What to work on: Copy nothing but the lines below running from the line containing "Serialize everything readable" through the line containing "Output a JSON", both end lines included.

Excerpted data:

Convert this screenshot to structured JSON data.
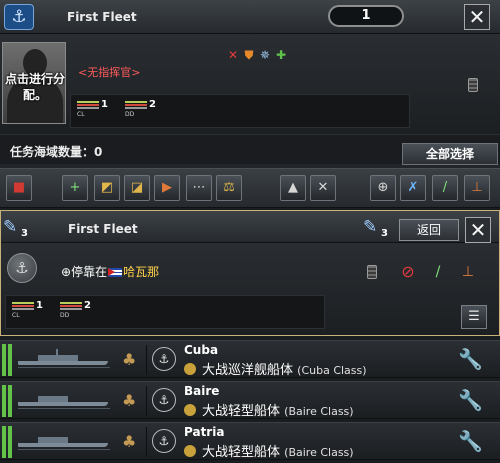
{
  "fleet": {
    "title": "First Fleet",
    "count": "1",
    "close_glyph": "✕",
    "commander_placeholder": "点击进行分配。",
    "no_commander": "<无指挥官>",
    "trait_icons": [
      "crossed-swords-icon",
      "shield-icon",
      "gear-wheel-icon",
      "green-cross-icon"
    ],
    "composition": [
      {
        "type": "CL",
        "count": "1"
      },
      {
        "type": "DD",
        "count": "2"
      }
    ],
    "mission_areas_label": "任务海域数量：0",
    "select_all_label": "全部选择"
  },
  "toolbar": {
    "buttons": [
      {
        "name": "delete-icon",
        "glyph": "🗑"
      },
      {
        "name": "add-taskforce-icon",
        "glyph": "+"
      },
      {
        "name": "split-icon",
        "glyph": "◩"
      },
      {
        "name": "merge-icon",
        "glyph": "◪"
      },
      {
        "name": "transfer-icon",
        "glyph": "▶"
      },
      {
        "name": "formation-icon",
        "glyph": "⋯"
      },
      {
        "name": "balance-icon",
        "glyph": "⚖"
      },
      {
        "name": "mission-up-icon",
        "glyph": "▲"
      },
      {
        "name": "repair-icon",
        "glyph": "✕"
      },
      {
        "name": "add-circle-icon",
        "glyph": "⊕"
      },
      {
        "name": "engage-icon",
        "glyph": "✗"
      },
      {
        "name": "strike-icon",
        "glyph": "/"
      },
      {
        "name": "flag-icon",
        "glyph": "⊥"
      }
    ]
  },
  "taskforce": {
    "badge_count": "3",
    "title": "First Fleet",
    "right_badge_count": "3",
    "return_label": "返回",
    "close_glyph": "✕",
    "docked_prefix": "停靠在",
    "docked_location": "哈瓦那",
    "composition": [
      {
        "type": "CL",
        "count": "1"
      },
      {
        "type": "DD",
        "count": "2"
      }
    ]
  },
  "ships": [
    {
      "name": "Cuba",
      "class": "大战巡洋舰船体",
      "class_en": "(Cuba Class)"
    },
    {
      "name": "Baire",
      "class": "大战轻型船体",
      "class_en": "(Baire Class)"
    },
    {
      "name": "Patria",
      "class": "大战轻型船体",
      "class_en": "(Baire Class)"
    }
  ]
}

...

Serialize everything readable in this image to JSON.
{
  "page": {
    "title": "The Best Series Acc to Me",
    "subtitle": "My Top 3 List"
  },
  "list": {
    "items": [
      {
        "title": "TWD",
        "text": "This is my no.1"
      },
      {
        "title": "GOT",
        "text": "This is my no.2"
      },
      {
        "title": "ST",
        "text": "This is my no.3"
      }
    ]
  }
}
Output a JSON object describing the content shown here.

Answer to the exercise:
Serialize everything readable in this image to JSON.
{
  "page": {
    "title": "The Best Series Acc to Me",
    "subtitle": "My Top 3 List"
  },
  "list": {
    "items": [
      {
        "title": "TWD",
        "text": "This is my no.1"
      },
      {
        "title": "GOT",
        "text": "This is my no.2"
      },
      {
        "title": "ST",
        "text": "This is my no.3"
      }
    ]
  }
}
Output a JSON object describing the content shown here.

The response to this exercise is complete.